Once you have read the entries below, repeat all of them exactly.

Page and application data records
☆ ☆ ☆

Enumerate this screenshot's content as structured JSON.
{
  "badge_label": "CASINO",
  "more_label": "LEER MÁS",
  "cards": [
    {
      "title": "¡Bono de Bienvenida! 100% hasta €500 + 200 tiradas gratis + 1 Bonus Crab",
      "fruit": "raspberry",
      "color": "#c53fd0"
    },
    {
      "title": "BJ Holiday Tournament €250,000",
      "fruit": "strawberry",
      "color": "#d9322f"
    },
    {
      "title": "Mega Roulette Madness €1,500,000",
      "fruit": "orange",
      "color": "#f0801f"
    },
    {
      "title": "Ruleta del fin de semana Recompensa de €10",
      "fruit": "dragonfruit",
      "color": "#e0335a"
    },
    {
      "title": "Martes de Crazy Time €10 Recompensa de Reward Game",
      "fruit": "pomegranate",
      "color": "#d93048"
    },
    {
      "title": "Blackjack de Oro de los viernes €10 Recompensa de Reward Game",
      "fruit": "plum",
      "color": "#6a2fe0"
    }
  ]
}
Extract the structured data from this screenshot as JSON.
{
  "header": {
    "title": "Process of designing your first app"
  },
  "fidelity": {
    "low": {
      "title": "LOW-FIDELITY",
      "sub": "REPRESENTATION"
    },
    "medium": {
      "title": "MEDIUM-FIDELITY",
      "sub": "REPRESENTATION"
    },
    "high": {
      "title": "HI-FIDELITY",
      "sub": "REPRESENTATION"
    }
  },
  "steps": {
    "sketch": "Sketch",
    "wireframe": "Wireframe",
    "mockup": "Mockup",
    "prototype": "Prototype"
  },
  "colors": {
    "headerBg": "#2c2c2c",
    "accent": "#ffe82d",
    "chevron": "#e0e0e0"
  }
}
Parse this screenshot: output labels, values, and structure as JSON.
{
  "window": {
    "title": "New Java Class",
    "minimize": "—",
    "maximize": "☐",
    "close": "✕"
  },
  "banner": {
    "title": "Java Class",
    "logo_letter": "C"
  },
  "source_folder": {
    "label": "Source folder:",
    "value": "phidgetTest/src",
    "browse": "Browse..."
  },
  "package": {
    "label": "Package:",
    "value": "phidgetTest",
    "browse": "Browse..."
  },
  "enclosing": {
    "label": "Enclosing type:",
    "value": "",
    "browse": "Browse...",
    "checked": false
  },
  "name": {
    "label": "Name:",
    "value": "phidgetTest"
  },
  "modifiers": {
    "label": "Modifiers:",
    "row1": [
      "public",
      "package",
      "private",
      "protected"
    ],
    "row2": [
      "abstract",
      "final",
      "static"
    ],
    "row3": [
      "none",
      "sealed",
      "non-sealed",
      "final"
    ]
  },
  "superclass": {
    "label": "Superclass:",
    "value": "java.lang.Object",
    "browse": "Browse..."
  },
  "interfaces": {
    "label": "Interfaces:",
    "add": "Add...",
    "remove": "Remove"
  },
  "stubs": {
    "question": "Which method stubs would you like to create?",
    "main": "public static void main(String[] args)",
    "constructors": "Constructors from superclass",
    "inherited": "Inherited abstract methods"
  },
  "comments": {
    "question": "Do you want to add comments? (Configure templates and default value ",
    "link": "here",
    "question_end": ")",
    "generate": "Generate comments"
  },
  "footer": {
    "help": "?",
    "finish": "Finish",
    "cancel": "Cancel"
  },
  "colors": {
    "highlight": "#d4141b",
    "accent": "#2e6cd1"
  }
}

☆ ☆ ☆

■ EXERCISE RESPONSE
Enumerate this screenshot's content as structured JSON.
{
  "badge_label": "CASINO",
  "more_label": "LEER MÁS",
  "cards": [
    {
      "title": "¡Bono de Bienvenida! 100% hasta €500 + 200 tiradas gratis + 1 Bonus Crab",
      "fruit": "raspberry",
      "color": "#c53fd0"
    },
    {
      "title": "BJ Holiday Tournament €250,000",
      "fruit": "strawberry",
      "color": "#d9322f"
    },
    {
      "title": "Mega Roulette Madness €1,500,000",
      "fruit": "orange",
      "color": "#f0801f"
    },
    {
      "title": "Ruleta del fin de semana Recompensa de €10",
      "fruit": "dragonfruit",
      "color": "#e0335a"
    },
    {
      "title": "Martes de Crazy Time €10 Recompensa de Reward Game",
      "fruit": "pomegranate",
      "color": "#d93048"
    },
    {
      "title": "Blackjack de Oro de los viernes €10 Recompensa de Reward Game",
      "fruit": "plum",
      "color": "#6a2fe0"
    }
  ]
}
Extract the structured data from this screenshot as JSON.
{
  "header": {
    "title": "Process of designing your first app"
  },
  "fidelity": {
    "low": {
      "title": "LOW-FIDELITY",
      "sub": "REPRESENTATION"
    },
    "medium": {
      "title": "MEDIUM-FIDELITY",
      "sub": "REPRESENTATION"
    },
    "high": {
      "title": "HI-FIDELITY",
      "sub": "REPRESENTATION"
    }
  },
  "steps": {
    "sketch": "Sketch",
    "wireframe": "Wireframe",
    "mockup": "Mockup",
    "prototype": "Prototype"
  },
  "colors": {
    "headerBg": "#2c2c2c",
    "accent": "#ffe82d",
    "chevron": "#e0e0e0"
  }
}
Parse this screenshot: output labels, values, and structure as JSON.
{
  "window": {
    "title": "New Java Class",
    "minimize": "—",
    "maximize": "☐",
    "close": "✕"
  },
  "banner": {
    "title": "Java Class",
    "logo_letter": "C"
  },
  "source_folder": {
    "label": "Source folder:",
    "value": "phidgetTest/src",
    "browse": "Browse..."
  },
  "package": {
    "label": "Package:",
    "value": "phidgetTest",
    "browse": "Browse..."
  },
  "enclosing": {
    "label": "Enclosing type:",
    "value": "",
    "browse": "Browse...",
    "checked": false
  },
  "name": {
    "label": "Name:",
    "value": "phidgetTest"
  },
  "modifiers": {
    "label": "Modifiers:",
    "row1": [
      "public",
      "package",
      "private",
      "protected"
    ],
    "row2": [
      "abstract",
      "final",
      "static"
    ],
    "row3": [
      "none",
      "sealed",
      "non-sealed",
      "final"
    ]
  },
  "superclass": {
    "label": "Superclass:",
    "value": "java.lang.Object",
    "browse": "Browse..."
  },
  "interfaces": {
    "label": "Interfaces:",
    "add": "Add...",
    "remove": "Remove"
  },
  "stubs": {
    "question": "Which method stubs would you like to create?",
    "main": "public static void main(String[] args)",
    "constructors": "Constructors from superclass",
    "inherited": "Inherited abstract methods"
  },
  "comments": {
    "question": "Do you want to add comments? (Configure templates and default value ",
    "link": "here",
    "question_end": ")",
    "generate": "Generate comments"
  },
  "footer": {
    "help": "?",
    "finish": "Finish",
    "cancel": "Cancel"
  },
  "colors": {
    "highlight": "#d4141b",
    "accent": "#2e6cd1"
  }
}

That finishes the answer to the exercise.